AlarmClock is a REST API for controlling starting up and shutting down computers via Wake on LAN and winrm.


The original inspiration for this project was the desire to wake and shutdown a PC using SmartHome voice control. By running this service on your home network and adding a webhook to IFTTT, a user can use voice control to wake up and shutdown a machine.



In order to successfully use AlarmClock, a config.yml file must be created and completed. The configuration file has the following format:

broadcast: "<broadcast_address>"
    mac: "12:34:56:78:90:AB"
    username: "<username>"
    password: "<password>"
    mac: "12:34:56:78:90:AB"
    username: "<username>"
    password: "<password>"

It is highly recommended that vault be used to securely store usernames and passwords. See the section below for instructions on integrating AlarmClock with Vault.

The broadcast address for your home network can be obtained by running ipconfig Windows or ifconfig Linux/Mac from a terminal. Typically, this will be something similar to: The mac address for the machines to control wake/sleep can be found using the same commands.

Currently only a single broadcast is supported for all hosts. Also, only Windows support is available for shutdown. Username and password are not required in config.yml if shutdown functionality is not needed.

Vault Support

It is highly recommended to use Vault to securely store usernames/passwords for machines on your network. In order to use vault set the following environment variables before running AlarmClock:


Ensure your vault server is unsealed and the token provided is correct. AlarmClock attempts to lookup usernames/passwords under the secrets path secret/alarmclock.

It expects the usernames/passwords to have the following key/value format <hostname>_username and <hostname>_password. For example, for the config.yml example listed above the following key/values are expected.


Running AlarmClock

Via Docker

AlarmClock can be run via docker using the following command:

docker run -d -v <path_to_config.yml>:/config.yml --network="host" speyside/alarmclock:latest

It is required to run AlarmClock on the host network due to the requirement to send magic packets to mac addresses on the network to wake them.

Via Binaries

The AlarmClock binaries are available for most distributions and are available at the following location:

To run AlarmClock, pass the location of the config file to the binary via:

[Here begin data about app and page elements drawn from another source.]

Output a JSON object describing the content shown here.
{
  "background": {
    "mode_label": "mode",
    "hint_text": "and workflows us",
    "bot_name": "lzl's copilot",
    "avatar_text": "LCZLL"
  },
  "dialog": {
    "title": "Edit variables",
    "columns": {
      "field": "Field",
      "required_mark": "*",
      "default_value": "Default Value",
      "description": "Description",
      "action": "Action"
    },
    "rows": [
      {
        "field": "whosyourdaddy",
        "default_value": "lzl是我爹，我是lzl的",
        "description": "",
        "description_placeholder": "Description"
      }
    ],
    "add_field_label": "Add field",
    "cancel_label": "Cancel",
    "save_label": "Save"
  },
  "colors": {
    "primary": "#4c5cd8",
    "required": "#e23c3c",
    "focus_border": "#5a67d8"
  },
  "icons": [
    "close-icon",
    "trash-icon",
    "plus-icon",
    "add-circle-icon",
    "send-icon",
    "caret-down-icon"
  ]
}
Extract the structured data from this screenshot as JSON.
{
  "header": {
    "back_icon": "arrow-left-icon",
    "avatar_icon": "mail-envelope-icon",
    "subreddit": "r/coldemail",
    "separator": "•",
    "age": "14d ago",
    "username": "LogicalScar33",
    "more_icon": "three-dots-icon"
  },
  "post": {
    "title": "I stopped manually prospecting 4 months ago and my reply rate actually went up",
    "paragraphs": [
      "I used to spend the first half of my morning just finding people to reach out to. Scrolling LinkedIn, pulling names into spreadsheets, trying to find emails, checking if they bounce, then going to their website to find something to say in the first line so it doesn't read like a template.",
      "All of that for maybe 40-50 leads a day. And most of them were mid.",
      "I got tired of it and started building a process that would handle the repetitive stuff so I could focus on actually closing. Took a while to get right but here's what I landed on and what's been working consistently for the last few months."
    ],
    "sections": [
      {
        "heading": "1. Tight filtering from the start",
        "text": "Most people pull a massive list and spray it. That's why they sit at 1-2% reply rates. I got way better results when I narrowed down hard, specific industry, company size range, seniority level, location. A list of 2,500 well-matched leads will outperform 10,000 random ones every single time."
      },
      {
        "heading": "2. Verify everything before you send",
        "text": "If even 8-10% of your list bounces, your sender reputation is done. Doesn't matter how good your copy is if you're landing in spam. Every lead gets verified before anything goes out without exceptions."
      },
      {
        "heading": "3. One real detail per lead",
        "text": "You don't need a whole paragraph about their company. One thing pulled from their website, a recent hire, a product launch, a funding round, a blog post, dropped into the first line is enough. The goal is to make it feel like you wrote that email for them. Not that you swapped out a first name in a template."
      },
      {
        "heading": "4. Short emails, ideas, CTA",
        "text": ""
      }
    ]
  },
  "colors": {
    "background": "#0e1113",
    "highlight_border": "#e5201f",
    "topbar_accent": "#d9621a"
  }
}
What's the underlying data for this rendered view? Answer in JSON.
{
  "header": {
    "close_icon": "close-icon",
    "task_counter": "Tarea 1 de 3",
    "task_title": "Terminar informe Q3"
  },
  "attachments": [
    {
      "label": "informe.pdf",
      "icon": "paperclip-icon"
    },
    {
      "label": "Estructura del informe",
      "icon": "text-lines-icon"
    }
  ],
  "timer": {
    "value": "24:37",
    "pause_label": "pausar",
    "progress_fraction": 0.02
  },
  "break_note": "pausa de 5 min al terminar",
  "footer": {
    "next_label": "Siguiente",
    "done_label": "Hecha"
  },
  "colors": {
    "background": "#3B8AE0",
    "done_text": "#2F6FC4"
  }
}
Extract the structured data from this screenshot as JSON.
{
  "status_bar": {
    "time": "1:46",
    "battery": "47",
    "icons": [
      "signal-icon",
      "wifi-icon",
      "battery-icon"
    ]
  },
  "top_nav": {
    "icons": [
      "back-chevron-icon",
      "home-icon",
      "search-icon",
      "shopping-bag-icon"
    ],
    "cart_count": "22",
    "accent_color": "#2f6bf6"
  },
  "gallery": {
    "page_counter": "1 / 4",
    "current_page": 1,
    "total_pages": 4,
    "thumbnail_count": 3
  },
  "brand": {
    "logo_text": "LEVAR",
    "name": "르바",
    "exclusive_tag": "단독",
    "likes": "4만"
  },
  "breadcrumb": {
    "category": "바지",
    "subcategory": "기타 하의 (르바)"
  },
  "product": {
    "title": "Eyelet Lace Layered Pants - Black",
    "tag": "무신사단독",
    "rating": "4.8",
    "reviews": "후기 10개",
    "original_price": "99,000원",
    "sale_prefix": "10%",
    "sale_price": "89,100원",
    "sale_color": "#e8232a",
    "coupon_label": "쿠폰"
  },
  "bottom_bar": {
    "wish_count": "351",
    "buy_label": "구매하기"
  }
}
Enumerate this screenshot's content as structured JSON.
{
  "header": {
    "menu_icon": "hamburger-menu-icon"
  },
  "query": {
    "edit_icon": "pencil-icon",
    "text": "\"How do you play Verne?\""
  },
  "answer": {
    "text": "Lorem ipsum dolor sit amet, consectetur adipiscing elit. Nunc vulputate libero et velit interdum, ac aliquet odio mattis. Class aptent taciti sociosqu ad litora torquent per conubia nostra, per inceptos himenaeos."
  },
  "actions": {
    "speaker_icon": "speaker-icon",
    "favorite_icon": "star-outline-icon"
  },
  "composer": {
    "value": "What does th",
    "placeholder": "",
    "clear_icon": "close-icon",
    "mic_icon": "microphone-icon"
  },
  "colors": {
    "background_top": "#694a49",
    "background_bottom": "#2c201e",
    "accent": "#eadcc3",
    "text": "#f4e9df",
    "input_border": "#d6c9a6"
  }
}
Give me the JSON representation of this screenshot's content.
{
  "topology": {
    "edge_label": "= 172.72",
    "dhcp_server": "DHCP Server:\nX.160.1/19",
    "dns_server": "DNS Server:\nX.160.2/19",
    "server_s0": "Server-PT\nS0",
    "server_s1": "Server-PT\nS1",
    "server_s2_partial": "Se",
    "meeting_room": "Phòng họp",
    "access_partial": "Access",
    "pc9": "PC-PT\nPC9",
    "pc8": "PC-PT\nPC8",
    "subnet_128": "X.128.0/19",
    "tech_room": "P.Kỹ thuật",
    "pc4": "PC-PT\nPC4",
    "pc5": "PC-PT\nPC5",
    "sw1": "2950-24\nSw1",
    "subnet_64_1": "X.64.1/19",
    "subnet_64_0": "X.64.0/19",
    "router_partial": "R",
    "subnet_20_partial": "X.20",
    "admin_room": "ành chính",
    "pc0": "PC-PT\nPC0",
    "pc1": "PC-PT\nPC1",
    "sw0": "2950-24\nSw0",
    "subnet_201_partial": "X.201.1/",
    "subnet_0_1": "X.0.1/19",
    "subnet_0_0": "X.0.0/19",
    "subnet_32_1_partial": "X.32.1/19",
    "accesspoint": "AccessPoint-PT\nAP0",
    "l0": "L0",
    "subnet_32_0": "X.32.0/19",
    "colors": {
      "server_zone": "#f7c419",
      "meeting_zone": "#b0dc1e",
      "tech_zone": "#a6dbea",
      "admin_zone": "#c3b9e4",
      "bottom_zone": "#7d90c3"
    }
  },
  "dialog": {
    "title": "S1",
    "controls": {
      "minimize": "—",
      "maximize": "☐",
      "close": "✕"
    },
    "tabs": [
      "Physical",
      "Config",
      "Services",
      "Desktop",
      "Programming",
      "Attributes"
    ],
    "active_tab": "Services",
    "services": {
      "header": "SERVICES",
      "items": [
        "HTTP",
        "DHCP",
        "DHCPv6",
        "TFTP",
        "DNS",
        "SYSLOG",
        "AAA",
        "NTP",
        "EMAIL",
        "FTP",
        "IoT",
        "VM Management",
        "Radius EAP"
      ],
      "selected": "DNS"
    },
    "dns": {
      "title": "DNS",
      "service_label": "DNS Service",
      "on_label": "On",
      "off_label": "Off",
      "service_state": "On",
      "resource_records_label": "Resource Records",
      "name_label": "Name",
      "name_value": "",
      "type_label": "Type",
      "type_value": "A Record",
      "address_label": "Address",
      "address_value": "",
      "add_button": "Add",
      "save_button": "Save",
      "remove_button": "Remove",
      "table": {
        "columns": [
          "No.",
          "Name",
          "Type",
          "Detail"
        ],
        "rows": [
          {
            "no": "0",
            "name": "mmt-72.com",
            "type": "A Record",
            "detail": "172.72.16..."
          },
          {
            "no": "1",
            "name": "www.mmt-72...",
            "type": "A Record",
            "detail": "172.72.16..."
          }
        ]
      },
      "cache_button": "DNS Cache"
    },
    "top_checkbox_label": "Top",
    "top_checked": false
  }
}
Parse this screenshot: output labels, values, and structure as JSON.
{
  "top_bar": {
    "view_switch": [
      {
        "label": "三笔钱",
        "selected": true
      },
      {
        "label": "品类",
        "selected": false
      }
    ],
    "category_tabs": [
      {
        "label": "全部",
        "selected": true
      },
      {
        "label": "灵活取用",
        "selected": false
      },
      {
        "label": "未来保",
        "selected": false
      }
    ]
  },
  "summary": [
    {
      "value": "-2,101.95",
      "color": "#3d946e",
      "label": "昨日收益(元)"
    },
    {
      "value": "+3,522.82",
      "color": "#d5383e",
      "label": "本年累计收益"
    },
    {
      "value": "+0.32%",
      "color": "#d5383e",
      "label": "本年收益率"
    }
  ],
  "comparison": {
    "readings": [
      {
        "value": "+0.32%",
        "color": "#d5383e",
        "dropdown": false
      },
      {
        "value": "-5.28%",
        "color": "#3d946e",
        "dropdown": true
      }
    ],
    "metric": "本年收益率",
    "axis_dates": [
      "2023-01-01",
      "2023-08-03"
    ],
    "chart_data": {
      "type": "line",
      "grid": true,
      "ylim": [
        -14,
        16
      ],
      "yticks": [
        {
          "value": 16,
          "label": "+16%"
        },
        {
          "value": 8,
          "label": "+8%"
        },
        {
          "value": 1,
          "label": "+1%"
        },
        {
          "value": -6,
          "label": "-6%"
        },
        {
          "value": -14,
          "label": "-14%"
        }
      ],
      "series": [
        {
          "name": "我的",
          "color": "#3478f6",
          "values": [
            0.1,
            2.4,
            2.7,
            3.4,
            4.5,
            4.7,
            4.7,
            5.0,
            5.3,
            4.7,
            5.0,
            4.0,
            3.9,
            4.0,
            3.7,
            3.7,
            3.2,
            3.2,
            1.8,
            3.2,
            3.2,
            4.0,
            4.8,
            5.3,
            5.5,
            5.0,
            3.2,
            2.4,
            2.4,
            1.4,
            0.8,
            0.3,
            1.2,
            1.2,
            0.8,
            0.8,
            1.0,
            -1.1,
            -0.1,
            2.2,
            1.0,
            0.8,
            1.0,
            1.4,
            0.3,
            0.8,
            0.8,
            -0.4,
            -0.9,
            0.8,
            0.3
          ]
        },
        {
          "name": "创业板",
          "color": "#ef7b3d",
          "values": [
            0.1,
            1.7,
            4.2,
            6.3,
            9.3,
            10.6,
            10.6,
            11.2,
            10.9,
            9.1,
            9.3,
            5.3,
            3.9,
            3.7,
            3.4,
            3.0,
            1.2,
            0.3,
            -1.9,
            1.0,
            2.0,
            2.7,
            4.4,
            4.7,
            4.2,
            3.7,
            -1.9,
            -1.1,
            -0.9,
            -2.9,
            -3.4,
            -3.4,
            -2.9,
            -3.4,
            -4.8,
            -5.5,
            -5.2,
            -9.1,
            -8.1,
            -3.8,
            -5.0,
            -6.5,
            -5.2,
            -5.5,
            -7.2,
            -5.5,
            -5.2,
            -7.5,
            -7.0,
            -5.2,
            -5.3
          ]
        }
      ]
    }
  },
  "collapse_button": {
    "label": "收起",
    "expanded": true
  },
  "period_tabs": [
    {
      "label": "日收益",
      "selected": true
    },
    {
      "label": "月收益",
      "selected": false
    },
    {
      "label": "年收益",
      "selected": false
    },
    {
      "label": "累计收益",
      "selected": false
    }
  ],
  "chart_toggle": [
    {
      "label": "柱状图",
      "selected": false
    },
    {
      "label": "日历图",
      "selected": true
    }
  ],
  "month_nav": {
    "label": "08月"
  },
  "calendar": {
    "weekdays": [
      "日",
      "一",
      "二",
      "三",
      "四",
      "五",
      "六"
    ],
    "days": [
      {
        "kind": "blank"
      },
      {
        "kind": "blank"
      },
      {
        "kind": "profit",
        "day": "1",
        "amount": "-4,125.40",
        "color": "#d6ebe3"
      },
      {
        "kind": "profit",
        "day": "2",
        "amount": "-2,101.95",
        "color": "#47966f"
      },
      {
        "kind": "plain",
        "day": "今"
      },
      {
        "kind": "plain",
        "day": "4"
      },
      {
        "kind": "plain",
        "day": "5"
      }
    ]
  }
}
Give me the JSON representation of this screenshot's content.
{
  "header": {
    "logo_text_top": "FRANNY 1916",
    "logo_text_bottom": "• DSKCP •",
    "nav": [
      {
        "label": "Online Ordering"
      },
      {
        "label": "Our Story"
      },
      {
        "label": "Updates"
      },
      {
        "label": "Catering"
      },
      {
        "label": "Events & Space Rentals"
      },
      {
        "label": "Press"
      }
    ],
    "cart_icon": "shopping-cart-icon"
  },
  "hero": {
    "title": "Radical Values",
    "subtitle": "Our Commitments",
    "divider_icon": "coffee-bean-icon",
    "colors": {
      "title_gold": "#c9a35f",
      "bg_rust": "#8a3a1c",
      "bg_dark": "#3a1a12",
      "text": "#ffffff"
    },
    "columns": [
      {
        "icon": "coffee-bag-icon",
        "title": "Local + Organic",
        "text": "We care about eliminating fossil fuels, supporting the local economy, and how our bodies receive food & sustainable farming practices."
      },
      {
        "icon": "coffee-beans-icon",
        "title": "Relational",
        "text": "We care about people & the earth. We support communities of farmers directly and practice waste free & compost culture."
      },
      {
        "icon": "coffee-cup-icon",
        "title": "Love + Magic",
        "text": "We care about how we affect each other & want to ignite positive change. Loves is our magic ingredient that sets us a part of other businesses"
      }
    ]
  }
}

./alarmclock -f <path_to_config>/config.yml

Configuring Shutdown


Windows needs special configuration to allow remote management and shutdown. To enable shutdown follow the instructions below.

On the remote host, a PowerShell prompt, using the Run as Administrator option and paste in the following lines:

winrm quickconfig
winrm set winrm/config/service/Auth '@{Basic="true"}'
winrm set winrm/config/service '@{AllowUnencrypted="true"}'
winrm set winrm/config/winrs '@{MaxMemoryPerShellMB="1024"}'

Windows Firewall must be running to enable remote management. In addition the NIC used for shutdown, must be set as a private network (network discovery enabled).


TunnelFox is a python command line tool for port-Forwarding via SSH. Have you ever needed to access a port on a remote server, but the port is not accessible. If you have SSH access you can forward the port via ssh so that it is accessible locally.

For example, if I want to access port 8080 on a remove server, I can use TunnelFox to access that port locally. By running: tunnelfox new -s -p 8080. I can locally access hat is running on by running curl http://localhost:8080.


TunnelFox can be used to start, stop and manage existing tunnels.


To list existing tunnels run:

$ tunnelfox ls

1: 5050:5050
2: 8000:8000
3: 9000:9000

The format for the output is:

<remote_host> <locally_accessible_port>:<remote_port>

If a connection died (i.e. the connection was interrupted) it will be displayed in the output:

$ tunnelfox ls

1: 5050:5050
2: 8000:8000 (dead)
3: 9000:9000


To establish new tunnels use the new command.

Establish a new tunnel to forwarding remote port 8080 to local port 8080:

tunnelfox new -s -p 8080 -l 8080

A shorter version of forwarding remote port 8080 to local port 8080:

tunnelfox new -s -p 8080

Establish a new tunnel to forwarding remote port 443 to local port 8443:

tunnelfox new -s -p 443 -l 8443


To stop existing tunnels use the ls command to find their numbers then use the stop command:

tunnelfox stop 2


With pip installed, run

pip install tunnelfox

You can now run tunnelfox from the command line.


To contribute simply fork from GitHub and submit a Pull Request.


MIT License